Task brief:
Every line of the material needs an exact copy, apart from the images.

=== Exercise data ===

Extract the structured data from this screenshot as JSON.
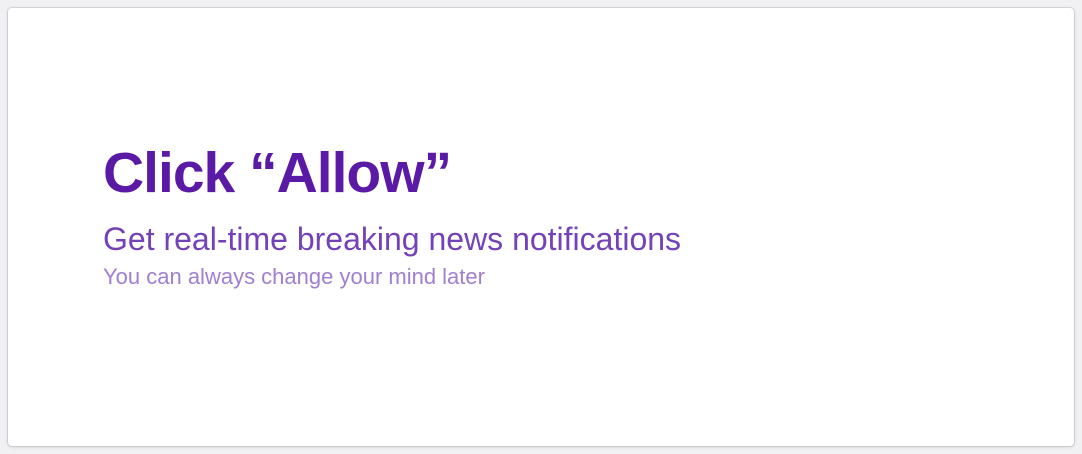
{
  "prompt": {
    "headline": "Click “Allow”",
    "subheadline": "Get real-time breaking news notifications",
    "note": "You can always change your mind later"
  },
  "colors": {
    "headline": "#5a1aa6",
    "subheadline": "#7442b8",
    "note": "#a17fcf",
    "card_background": "#ffffff",
    "page_background": "#f1f1f3"
  }
}
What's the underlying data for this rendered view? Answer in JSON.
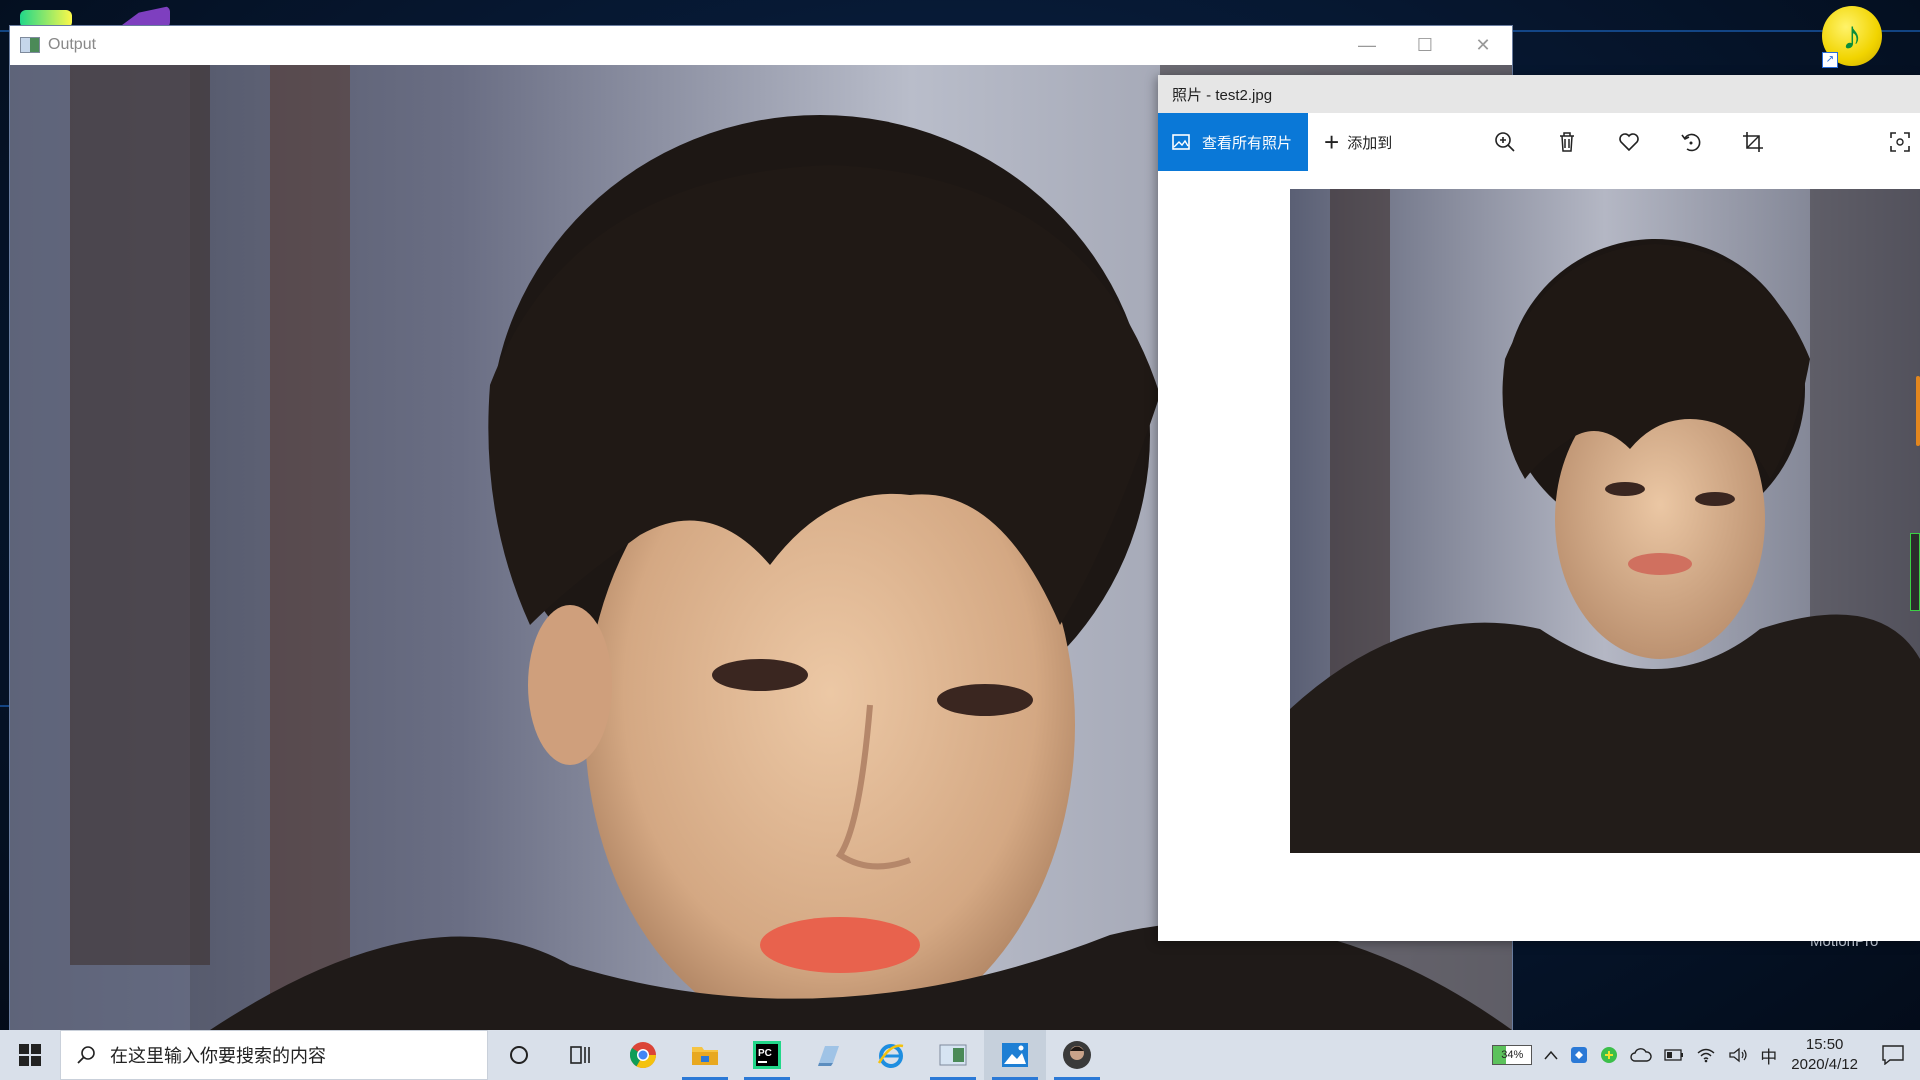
{
  "desktop": {
    "label_partial": "MotionPro"
  },
  "output_window": {
    "title": "Output",
    "controls": {
      "minimize": "—",
      "maximize": "☐",
      "close": "✕"
    }
  },
  "photos_window": {
    "title": "照片 - test2.jpg",
    "toolbar": {
      "view_all_label": "查看所有照片",
      "add_to_label": "添加到"
    }
  },
  "taskbar": {
    "search_placeholder": "在这里输入你要搜索的内容",
    "pinned": [
      "cortana-icon",
      "task-view-icon",
      "chrome-icon",
      "file-explorer-icon",
      "pycharm-icon",
      "app-icon",
      "ie-icon",
      "output-app-icon",
      "photos-icon",
      "avatar-app-icon"
    ]
  },
  "tray": {
    "battery_percent": "34%",
    "ime_label": "中",
    "time": "15:50",
    "date": "2020/4/12"
  },
  "colors": {
    "accent": "#0a78d7",
    "taskbar_bg": "#d9e0ea"
  }
}
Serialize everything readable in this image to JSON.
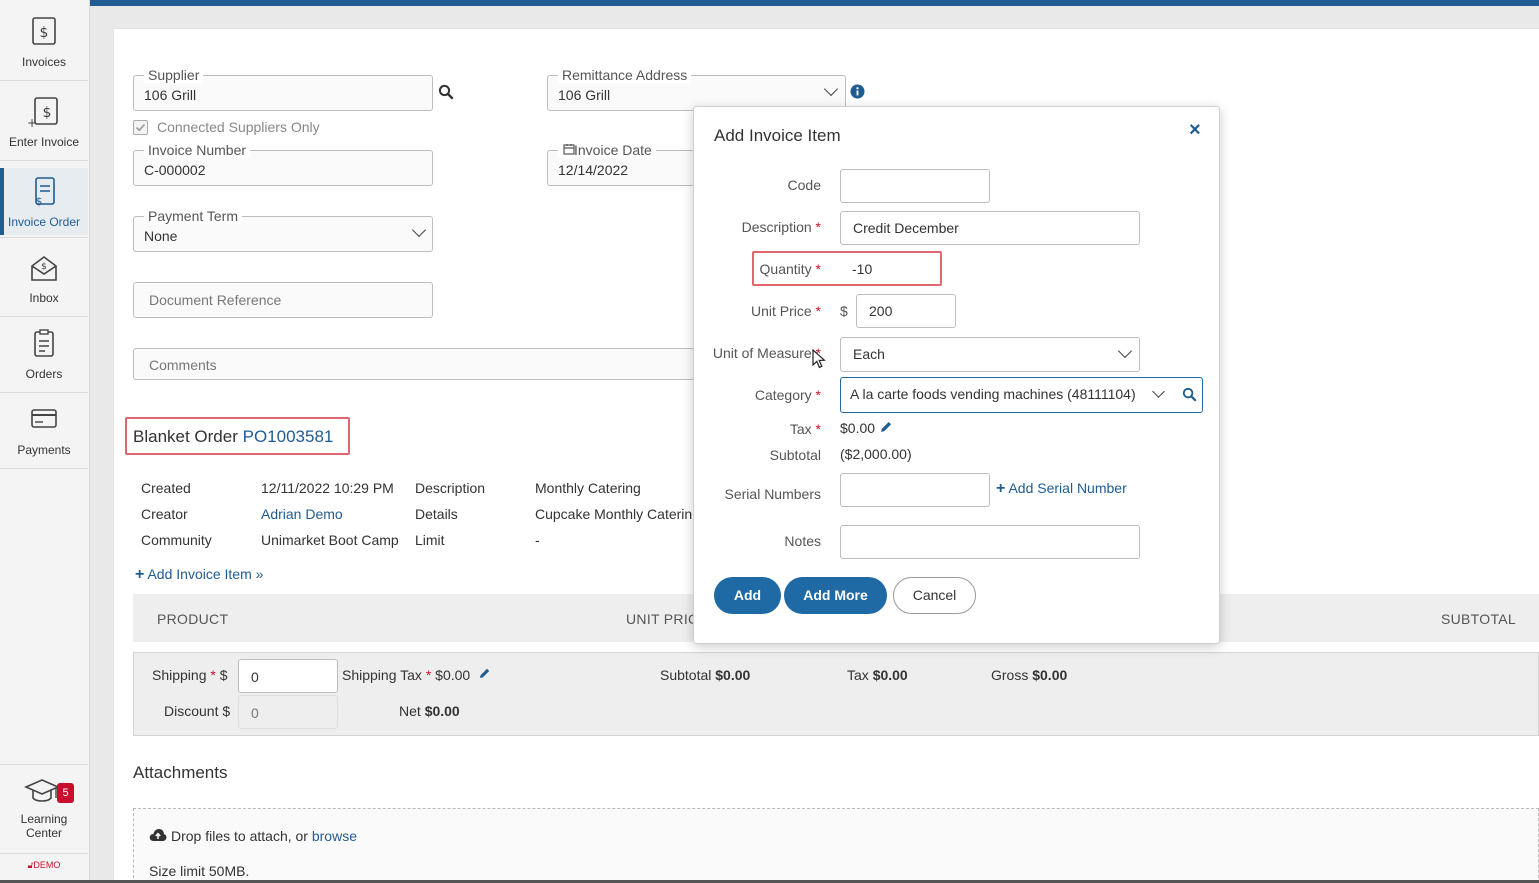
{
  "sidebar": {
    "items": [
      {
        "label": "Invoices",
        "icon": "invoice-dollar-icon"
      },
      {
        "label": "Enter Invoice",
        "icon": "invoice-add-icon"
      },
      {
        "label": "Invoice Order",
        "icon": "invoice-order-icon"
      },
      {
        "label": "Inbox",
        "icon": "inbox-icon"
      },
      {
        "label": "Orders",
        "icon": "orders-icon"
      },
      {
        "label": "Payments",
        "icon": "payments-icon"
      }
    ],
    "learning_center": {
      "label_1": "Learning",
      "label_2": "Center",
      "badge": "5"
    },
    "demo_label": "DEMO"
  },
  "form": {
    "supplier": {
      "label": "Supplier",
      "value": "106 Grill"
    },
    "connected_only": {
      "label": "Connected Suppliers Only",
      "checked": true
    },
    "remittance": {
      "label": "Remittance Address",
      "value": "106 Grill"
    },
    "invoice_number": {
      "label": "Invoice Number",
      "value": "C-000002"
    },
    "invoice_date": {
      "label": "Invoice Date",
      "value": "12/14/2022"
    },
    "payment_term": {
      "label": "Payment Term",
      "value": "None"
    },
    "document_reference": {
      "placeholder": "Document Reference"
    },
    "comments": {
      "placeholder": "Comments"
    }
  },
  "blanket_order": {
    "prefix": "Blanket Order",
    "number": "PO1003581",
    "created_label": "Created",
    "created_value": "12/11/2022 10:29 PM",
    "creator_label": "Creator",
    "creator_value": "Adrian Demo",
    "community_label": "Community",
    "community_value": "Unimarket Boot Camp",
    "description_label": "Description",
    "description_value": "Monthly Catering",
    "details_label": "Details",
    "details_value": "Cupcake Monthly Caterin",
    "limit_label": "Limit",
    "limit_value": "-",
    "add_item_link": "Add Invoice Item »"
  },
  "table": {
    "headers": {
      "product": "PRODUCT",
      "unit_price": "UNIT PRIC",
      "subtotal": "SUBTOTAL"
    }
  },
  "totals": {
    "shipping_label": "Shipping",
    "shipping_currency": "$",
    "shipping_value": "0",
    "shipping_tax_label": "Shipping Tax",
    "shipping_tax_value": "$0.00",
    "subtotal_label": "Subtotal",
    "subtotal_value": "$0.00",
    "tax_label": "Tax",
    "tax_value": "$0.00",
    "gross_label": "Gross",
    "gross_value": "$0.00",
    "discount_label": "Discount $",
    "discount_value": "0",
    "net_label": "Net",
    "net_value": "$0.00"
  },
  "attachments": {
    "title": "Attachments",
    "drop_text": "Drop files to attach, or",
    "browse": "browse",
    "size_limit": "Size limit 50MB."
  },
  "modal": {
    "title": "Add Invoice Item",
    "code_label": "Code",
    "code_value": "",
    "description_label": "Description",
    "description_value": "Credit December",
    "quantity_label": "Quantity",
    "quantity_value": "-10",
    "unit_price_label": "Unit Price",
    "unit_price_currency": "$",
    "unit_price_value": "200",
    "uom_label": "Unit of Measure",
    "uom_value": "Each",
    "category_label": "Category",
    "category_value": "A la carte foods vending machines (48111104)",
    "tax_label": "Tax",
    "tax_value": "$0.00",
    "subtotal_label": "Subtotal",
    "subtotal_value": "($2,000.00)",
    "serial_label": "Serial Numbers",
    "add_serial": "Add Serial Number",
    "notes_label": "Notes",
    "add_button": "Add",
    "add_more_button": "Add More",
    "cancel_button": "Cancel",
    "required_mark": "*"
  },
  "colors": {
    "brand": "#1f5c92",
    "required": "#c8102e",
    "highlight": "#e06670"
  }
}
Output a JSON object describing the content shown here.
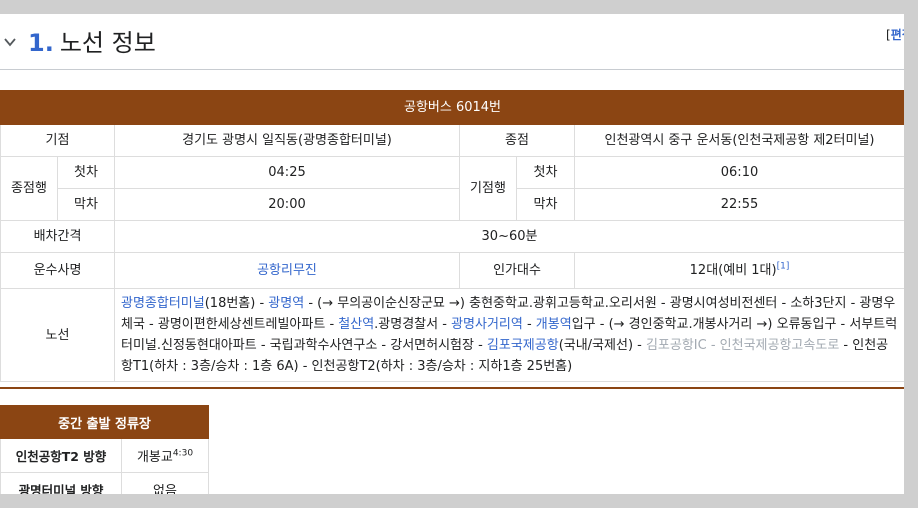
{
  "section": {
    "number": "1.",
    "title": "노선 정보",
    "edit_label": "편집",
    "edit_bracket_open": "["
  },
  "route_table": {
    "header": "공항버스 6014번",
    "start_label": "기점",
    "start_value": "경기도 광명시 일직동(광명종합터미널)",
    "end_label": "종점",
    "end_value": "인천광역시 중구 운서동(인천국제공항 제2터미널)",
    "from_end_label": "종점행",
    "from_start_label": "기점행",
    "first_label": "첫차",
    "last_label": "막차",
    "end_first": "04:25",
    "end_last": "20:00",
    "start_first": "06:10",
    "start_last": "22:55",
    "interval_label": "배차간격",
    "interval_value": "30~60분",
    "operator_label": "운수사명",
    "operator_value": "공항리무진",
    "fleet_label": "인가대수",
    "fleet_value": "12대(예비 1대)",
    "fleet_ref": "[1]",
    "route_label": "노선",
    "route_segments": [
      {
        "t": "광명종합터미널",
        "c": "lnk"
      },
      {
        "t": "(18번홈) - ",
        "c": ""
      },
      {
        "t": "광명역",
        "c": "lnk"
      },
      {
        "t": " - (→ 무의공이순신장군묘 →) 충현중학교.광휘고등학교.오리서원 - 광명시여성비전센터 - 소하3단지 - 광명우체국 - 광명이편한세상센트레빌아파트 - ",
        "c": ""
      },
      {
        "t": "철산역",
        "c": "lnk"
      },
      {
        "t": ".광명경찰서 - ",
        "c": ""
      },
      {
        "t": "광명사거리역",
        "c": "lnk"
      },
      {
        "t": " - ",
        "c": ""
      },
      {
        "t": "개봉역",
        "c": "lnk"
      },
      {
        "t": "입구 - (→ 경인중학교.개봉사거리 →) 오류동입구 - 서부트럭터미널.신정동현대아파트 - 국립과학수사연구소 - 강서면허시험장 - ",
        "c": ""
      },
      {
        "t": "김포국제공항",
        "c": "lnk"
      },
      {
        "t": "(국내/국제선) - ",
        "c": ""
      },
      {
        "t": "김포공항IC - 인천국제공항고속도로",
        "c": "dim"
      },
      {
        "t": " - 인천공항T1(하차 : 3층/승차 : 1층 6A) - 인천공항T2(하차 : 3층/승차 : 지하1층 25번홈)",
        "c": ""
      }
    ]
  },
  "stops_table": {
    "header": "중간 출발 정류장",
    "rows": [
      {
        "direction": "인천공항T2 방향",
        "value": "개봉교",
        "sup": "4:30"
      },
      {
        "direction": "광명터미널 방향",
        "value": "없음",
        "sup": ""
      }
    ]
  },
  "colors": {
    "accent_brown": "#8b4513",
    "link_blue": "#3366cc",
    "dim_link": "#a2a9b1"
  }
}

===

Solved problem:
Extract the structured data from this screenshot as JSON.
{
  "prompt": {
    "headline": "Click “Allow”",
    "subheadline": "Get real-time breaking news notifications",
    "note": "You can always change your mind later"
  },
  "colors": {
    "headline": "#5a1aa6",
    "subheadline": "#7442b8",
    "note": "#a17fcf",
    "card_background": "#ffffff",
    "page_background": "#f1f1f3"
  }
}
What's the underlying data for this rendered view? Answer in JSON.
{
  "desktop": {
    "label_partial": "MotionPro"
  },
  "output_window": {
    "title": "Output",
    "controls": {
      "minimize": "—",
      "maximize": "☐",
      "close": "✕"
    }
  },
  "photos_window": {
    "title": "照片 - test2.jpg",
    "toolbar": {
      "view_all_label": "查看所有照片",
      "add_to_label": "添加到"
    }
  },
  "taskbar": {
    "search_placeholder": "在这里输入你要搜索的内容",
    "pinned": [
      "cortana-icon",
      "task-view-icon",
      "chrome-icon",
      "file-explorer-icon",
      "pycharm-icon",
      "app-icon",
      "ie-icon",
      "output-app-icon",
      "photos-icon",
      "avatar-app-icon"
    ]
  },
  "tray": {
    "battery_percent": "34%",
    "ime_label": "中",
    "time": "15:50",
    "date": "2020/4/12"
  },
  "colors": {
    "accent": "#0a78d7",
    "taskbar_bg": "#d9e0ea"
  }
}
Serialize everything readable in this image to JSON.
{
  "sidebar": {
    "items": [
      {
        "label": "Invoices",
        "icon": "invoice-dollar-icon"
      },
      {
        "label": "Enter Invoice",
        "icon": "invoice-add-icon"
      },
      {
        "label": "Invoice Order",
        "icon": "invoice-order-icon"
      },
      {
        "label": "Inbox",
        "icon": "inbox-icon"
      },
      {
        "label": "Orders",
        "icon": "orders-icon"
      },
      {
        "label": "Payments",
        "icon": "payments-icon"
      }
    ],
    "learning_center": {
      "label_1": "Learning",
      "label_2": "Center",
      "badge": "5"
    },
    "demo_label": "DEMO"
  },
  "form": {
    "supplier": {
      "label": "Supplier",
      "value": "106 Grill"
    },
    "connected_only": {
      "label": "Connected Suppliers Only",
      "checked": true
    },
    "remittance": {
      "label": "Remittance Address",
      "value": "106 Grill"
    },
    "invoice_number": {
      "label": "Invoice Number",
      "value": "C-000002"
    },
    "invoice_date": {
      "label": "Invoice Date",
      "value": "12/14/2022"
    },
    "payment_term": {
      "label": "Payment Term",
      "value": "None"
    },
    "document_reference": {
      "placeholder": "Document Reference"
    },
    "comments": {
      "placeholder": "Comments"
    }
  },
  "blanket_order": {
    "prefix": "Blanket Order",
    "number": "PO1003581",
    "created_label": "Created",
    "created_value": "12/11/2022 10:29 PM",
    "creator_label": "Creator",
    "creator_value": "Adrian Demo",
    "community_label": "Community",
    "community_value": "Unimarket Boot Camp",
    "description_label": "Description",
    "description_value": "Monthly Catering",
    "details_label": "Details",
    "details_value": "Cupcake Monthly Caterin",
    "limit_label": "Limit",
    "limit_value": "-",
    "add_item_link": "Add Invoice Item »"
  },
  "table": {
    "headers": {
      "product": "PRODUCT",
      "unit_price": "UNIT PRIC",
      "subtotal": "SUBTOTAL"
    }
  },
  "totals": {
    "shipping_label": "Shipping",
    "shipping_currency": "$",
    "shipping_value": "0",
    "shipping_tax_label": "Shipping Tax",
    "shipping_tax_value": "$0.00",
    "subtotal_label": "Subtotal",
    "subtotal_value": "$0.00",
    "tax_label": "Tax",
    "tax_value": "$0.00",
    "gross_label": "Gross",
    "gross_value": "$0.00",
    "discount_label": "Discount $",
    "discount_value": "0",
    "net_label": "Net",
    "net_value": "$0.00"
  },
  "attachments": {
    "title": "Attachments",
    "drop_text": "Drop files to attach, or",
    "browse": "browse",
    "size_limit": "Size limit 50MB."
  },
  "modal": {
    "title": "Add Invoice Item",
    "code_label": "Code",
    "code_value": "",
    "description_label": "Description",
    "description_value": "Credit December",
    "quantity_label": "Quantity",
    "quantity_value": "-10",
    "unit_price_label": "Unit Price",
    "unit_price_currency": "$",
    "unit_price_value": "200",
    "uom_label": "Unit of Measure",
    "uom_value": "Each",
    "category_label": "Category",
    "category_value": "A la carte foods vending machines (48111104)",
    "tax_label": "Tax",
    "tax_value": "$0.00",
    "subtotal_label": "Subtotal",
    "subtotal_value": "($2,000.00)",
    "serial_label": "Serial Numbers",
    "add_serial": "Add Serial Number",
    "notes_label": "Notes",
    "add_button": "Add",
    "add_more_button": "Add More",
    "cancel_button": "Cancel",
    "required_mark": "*"
  },
  "colors": {
    "brand": "#1f5c92",
    "required": "#c8102e",
    "highlight": "#e06670"
  }
}
Output a JSON object describing the content shown here.
{
  "section": {
    "number": "1.",
    "title": "노선 정보",
    "edit_label": "편집",
    "edit_bracket_open": "["
  },
  "route_table": {
    "header": "공항버스 6014번",
    "start_label": "기점",
    "start_value": "경기도 광명시 일직동(광명종합터미널)",
    "end_label": "종점",
    "end_value": "인천광역시 중구 운서동(인천국제공항 제2터미널)",
    "from_end_label": "종점행",
    "from_start_label": "기점행",
    "first_label": "첫차",
    "last_label": "막차",
    "end_first": "04:25",
    "end_last": "20:00",
    "start_first": "06:10",
    "start_last": "22:55",
    "interval_label": "배차간격",
    "interval_value": "30~60분",
    "operator_label": "운수사명",
    "operator_value": "공항리무진",
    "fleet_label": "인가대수",
    "fleet_value": "12대(예비 1대)",
    "fleet_ref": "[1]",
    "route_label": "노선",
    "route_segments": [
      {
        "t": "광명종합터미널",
        "c": "lnk"
      },
      {
        "t": "(18번홈) - ",
        "c": ""
      },
      {
        "t": "광명역",
        "c": "lnk"
      },
      {
        "t": " - (→ 무의공이순신장군묘 →) 충현중학교.광휘고등학교.오리서원 - 광명시여성비전센터 - 소하3단지 - 광명우체국 - 광명이편한세상센트레빌아파트 - ",
        "c": ""
      },
      {
        "t": "철산역",
        "c": "lnk"
      },
      {
        "t": ".광명경찰서 - ",
        "c": ""
      },
      {
        "t": "광명사거리역",
        "c": "lnk"
      },
      {
        "t": " - ",
        "c": ""
      },
      {
        "t": "개봉역",
        "c": "lnk"
      },
      {
        "t": "입구 - (→ 경인중학교.개봉사거리 →) 오류동입구 - 서부트럭터미널.신정동현대아파트 - 국립과학수사연구소 - 강서면허시험장 - ",
        "c": ""
      },
      {
        "t": "김포국제공항",
        "c": "lnk"
      },
      {
        "t": "(국내/국제선) - ",
        "c": ""
      },
      {
        "t": "김포공항IC - 인천국제공항고속도로",
        "c": "dim"
      },
      {
        "t": " - 인천공항T1(하차 : 3층/승차 : 1층 6A) - 인천공항T2(하차 : 3층/승차 : 지하1층 25번홈)",
        "c": ""
      }
    ]
  },
  "stops_table": {
    "header": "중간 출발 정류장",
    "rows": [
      {
        "direction": "인천공항T2 방향",
        "value": "개봉교",
        "sup": "4:30"
      },
      {
        "direction": "광명터미널 방향",
        "value": "없음",
        "sup": ""
      }
    ]
  },
  "colors": {
    "accent_brown": "#8b4513",
    "link_blue": "#3366cc",
    "dim_link": "#a2a9b1"
  }
}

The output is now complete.